Task to carry out => Below are the records; copy each line in them that holds the word "Wednesday".

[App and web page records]
= = = = = = =

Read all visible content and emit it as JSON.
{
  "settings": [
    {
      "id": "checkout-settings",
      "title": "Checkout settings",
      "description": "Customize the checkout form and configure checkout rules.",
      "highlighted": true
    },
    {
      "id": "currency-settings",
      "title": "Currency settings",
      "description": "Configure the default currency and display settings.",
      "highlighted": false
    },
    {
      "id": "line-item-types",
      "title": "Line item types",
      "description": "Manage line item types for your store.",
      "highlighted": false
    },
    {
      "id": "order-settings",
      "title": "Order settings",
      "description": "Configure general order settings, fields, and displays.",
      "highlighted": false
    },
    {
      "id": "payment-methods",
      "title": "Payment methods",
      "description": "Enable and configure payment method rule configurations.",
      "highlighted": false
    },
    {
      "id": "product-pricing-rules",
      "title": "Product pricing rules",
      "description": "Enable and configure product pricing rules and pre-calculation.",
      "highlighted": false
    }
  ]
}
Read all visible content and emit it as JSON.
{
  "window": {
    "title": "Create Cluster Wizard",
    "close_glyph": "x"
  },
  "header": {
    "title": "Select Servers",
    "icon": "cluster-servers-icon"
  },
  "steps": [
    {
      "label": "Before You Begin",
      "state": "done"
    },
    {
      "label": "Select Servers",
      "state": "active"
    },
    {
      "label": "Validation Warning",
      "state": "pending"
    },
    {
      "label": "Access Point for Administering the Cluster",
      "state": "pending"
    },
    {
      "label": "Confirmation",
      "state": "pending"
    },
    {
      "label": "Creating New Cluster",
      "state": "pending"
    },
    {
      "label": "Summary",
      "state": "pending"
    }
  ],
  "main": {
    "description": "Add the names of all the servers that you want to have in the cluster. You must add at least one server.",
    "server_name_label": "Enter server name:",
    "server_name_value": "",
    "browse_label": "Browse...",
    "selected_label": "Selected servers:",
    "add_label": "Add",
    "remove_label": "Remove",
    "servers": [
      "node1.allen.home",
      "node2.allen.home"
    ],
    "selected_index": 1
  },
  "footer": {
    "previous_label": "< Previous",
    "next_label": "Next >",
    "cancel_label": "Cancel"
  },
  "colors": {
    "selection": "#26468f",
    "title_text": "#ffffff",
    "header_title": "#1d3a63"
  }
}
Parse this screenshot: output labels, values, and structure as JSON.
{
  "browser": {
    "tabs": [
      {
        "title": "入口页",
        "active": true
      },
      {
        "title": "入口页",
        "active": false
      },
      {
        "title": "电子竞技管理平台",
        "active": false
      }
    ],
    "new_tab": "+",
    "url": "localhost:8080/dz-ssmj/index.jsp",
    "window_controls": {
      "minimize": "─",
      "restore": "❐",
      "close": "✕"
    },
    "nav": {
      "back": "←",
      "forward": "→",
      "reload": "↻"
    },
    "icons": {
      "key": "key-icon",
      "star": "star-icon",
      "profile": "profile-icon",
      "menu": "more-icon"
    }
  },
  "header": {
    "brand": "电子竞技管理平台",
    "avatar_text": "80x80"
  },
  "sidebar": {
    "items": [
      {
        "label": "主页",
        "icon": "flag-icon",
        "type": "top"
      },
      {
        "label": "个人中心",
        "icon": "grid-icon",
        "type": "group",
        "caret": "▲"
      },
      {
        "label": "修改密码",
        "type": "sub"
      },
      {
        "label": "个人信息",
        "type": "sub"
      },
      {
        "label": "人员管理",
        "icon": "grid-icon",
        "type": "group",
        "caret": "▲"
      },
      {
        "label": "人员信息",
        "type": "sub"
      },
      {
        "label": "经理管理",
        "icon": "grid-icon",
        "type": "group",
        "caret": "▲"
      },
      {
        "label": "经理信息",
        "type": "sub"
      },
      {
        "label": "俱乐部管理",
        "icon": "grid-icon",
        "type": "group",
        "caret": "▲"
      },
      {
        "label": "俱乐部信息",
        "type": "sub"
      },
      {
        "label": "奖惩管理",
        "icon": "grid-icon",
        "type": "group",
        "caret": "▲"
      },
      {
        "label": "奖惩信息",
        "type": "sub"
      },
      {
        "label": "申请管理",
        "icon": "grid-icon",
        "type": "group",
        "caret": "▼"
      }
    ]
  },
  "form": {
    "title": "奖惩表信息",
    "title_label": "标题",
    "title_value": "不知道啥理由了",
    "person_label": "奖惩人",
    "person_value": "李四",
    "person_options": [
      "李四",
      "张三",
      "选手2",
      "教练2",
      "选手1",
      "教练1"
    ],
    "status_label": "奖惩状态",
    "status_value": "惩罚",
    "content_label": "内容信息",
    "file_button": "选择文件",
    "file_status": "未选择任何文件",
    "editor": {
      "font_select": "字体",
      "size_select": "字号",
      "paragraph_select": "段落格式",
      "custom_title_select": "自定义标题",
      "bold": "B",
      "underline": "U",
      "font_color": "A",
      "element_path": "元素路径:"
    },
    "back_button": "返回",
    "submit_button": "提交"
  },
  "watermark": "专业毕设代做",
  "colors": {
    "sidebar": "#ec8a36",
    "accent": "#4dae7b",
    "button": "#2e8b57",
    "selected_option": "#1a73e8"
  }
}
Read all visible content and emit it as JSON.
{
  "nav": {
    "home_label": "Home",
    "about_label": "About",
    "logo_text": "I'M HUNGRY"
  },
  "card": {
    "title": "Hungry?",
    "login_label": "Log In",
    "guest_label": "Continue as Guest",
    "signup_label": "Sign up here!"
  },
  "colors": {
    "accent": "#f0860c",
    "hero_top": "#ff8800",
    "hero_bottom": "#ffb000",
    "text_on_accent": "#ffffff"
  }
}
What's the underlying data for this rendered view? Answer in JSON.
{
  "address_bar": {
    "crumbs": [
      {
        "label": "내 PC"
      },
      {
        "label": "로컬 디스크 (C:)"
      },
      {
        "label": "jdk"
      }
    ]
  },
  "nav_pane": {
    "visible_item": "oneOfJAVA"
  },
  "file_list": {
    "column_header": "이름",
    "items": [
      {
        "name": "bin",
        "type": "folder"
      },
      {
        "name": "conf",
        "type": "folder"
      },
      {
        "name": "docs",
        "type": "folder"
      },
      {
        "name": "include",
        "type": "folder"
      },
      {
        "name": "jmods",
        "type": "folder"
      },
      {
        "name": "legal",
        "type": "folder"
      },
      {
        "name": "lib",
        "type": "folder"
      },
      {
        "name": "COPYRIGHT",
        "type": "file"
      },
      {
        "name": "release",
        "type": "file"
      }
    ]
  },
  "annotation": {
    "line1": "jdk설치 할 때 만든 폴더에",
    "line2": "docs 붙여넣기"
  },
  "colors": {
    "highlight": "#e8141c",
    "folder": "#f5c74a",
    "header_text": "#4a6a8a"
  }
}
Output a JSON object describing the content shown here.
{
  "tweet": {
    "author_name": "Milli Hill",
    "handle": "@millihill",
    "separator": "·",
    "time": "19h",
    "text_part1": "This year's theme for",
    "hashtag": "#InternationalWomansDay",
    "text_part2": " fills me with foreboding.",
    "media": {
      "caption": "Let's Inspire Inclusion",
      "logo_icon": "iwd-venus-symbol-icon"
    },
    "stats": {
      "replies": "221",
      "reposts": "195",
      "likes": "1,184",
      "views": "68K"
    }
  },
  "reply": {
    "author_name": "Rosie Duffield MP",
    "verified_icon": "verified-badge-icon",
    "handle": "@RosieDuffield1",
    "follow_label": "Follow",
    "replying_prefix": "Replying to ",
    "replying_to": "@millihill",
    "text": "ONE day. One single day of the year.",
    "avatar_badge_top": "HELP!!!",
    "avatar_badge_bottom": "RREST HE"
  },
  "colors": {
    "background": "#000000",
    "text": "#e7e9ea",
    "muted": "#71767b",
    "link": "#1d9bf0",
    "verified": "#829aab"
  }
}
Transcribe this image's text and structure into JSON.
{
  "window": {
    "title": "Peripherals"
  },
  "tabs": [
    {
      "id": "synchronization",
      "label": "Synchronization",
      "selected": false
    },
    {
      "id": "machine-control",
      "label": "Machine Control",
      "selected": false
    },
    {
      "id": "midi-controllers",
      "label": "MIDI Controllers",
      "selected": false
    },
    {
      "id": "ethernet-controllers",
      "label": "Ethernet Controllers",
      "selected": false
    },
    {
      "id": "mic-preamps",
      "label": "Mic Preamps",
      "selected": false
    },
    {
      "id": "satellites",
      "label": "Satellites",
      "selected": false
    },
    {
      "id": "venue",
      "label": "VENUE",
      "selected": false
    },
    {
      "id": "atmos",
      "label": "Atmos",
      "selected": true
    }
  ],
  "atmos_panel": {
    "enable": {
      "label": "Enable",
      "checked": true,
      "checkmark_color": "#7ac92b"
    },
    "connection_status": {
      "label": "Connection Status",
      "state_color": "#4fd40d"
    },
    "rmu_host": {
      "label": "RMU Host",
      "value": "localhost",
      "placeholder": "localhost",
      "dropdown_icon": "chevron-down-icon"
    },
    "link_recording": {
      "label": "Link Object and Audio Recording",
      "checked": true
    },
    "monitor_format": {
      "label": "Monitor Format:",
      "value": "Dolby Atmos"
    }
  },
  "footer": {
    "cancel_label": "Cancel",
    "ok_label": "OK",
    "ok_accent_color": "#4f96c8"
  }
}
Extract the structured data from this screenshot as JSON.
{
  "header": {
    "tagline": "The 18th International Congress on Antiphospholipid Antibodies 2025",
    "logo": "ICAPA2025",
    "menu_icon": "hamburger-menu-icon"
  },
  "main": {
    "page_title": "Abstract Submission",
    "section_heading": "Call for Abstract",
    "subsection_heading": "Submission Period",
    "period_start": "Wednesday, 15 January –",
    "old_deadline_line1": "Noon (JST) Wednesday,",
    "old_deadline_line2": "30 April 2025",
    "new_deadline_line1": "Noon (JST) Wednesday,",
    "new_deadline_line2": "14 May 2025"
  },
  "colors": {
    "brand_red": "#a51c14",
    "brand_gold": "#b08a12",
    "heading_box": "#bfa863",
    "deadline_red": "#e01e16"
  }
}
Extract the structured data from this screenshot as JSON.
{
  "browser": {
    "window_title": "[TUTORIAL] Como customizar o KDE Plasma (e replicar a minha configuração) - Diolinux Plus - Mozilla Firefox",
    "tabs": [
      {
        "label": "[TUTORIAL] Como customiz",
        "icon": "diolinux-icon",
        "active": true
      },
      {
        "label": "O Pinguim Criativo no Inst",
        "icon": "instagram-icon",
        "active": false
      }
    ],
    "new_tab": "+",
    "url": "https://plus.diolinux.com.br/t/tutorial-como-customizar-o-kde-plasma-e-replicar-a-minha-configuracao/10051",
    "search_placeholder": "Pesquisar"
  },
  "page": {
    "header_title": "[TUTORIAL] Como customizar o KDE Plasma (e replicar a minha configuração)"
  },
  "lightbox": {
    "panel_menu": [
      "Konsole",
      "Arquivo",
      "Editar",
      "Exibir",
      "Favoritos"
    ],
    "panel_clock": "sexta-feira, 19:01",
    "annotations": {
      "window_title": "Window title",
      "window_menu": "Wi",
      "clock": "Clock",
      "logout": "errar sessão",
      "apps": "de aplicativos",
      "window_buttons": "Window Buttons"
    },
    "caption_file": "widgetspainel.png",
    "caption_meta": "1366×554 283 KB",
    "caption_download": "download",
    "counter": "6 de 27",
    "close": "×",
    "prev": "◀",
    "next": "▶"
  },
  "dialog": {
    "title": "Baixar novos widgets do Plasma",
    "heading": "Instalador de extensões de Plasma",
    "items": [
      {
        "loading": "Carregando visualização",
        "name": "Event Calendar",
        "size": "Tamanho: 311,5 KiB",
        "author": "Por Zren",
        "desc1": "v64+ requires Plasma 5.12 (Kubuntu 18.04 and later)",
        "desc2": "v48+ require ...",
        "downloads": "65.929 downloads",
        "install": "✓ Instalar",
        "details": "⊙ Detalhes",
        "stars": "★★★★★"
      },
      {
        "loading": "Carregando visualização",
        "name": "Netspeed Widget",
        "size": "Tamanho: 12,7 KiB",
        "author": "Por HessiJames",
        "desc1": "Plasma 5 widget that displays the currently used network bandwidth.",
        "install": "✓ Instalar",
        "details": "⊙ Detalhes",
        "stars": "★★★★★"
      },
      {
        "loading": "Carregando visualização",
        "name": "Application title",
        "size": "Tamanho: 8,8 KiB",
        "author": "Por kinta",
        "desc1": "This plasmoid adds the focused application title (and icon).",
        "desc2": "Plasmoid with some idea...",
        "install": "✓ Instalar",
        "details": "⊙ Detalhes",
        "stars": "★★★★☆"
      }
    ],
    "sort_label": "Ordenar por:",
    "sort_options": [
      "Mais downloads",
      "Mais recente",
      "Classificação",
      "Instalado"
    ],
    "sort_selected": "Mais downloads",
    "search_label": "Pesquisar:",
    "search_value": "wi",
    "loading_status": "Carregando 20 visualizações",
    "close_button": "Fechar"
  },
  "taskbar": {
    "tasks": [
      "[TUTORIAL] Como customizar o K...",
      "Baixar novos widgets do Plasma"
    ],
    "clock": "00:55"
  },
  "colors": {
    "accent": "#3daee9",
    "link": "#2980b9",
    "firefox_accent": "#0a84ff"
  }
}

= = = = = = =

Exercise answer =>
    "period_start": "Wednesday, 15 January –",
    "old_deadline_line1": "Noon (JST) Wednesday,",
    "new_deadline_line1": "Noon (JST) Wednesday,",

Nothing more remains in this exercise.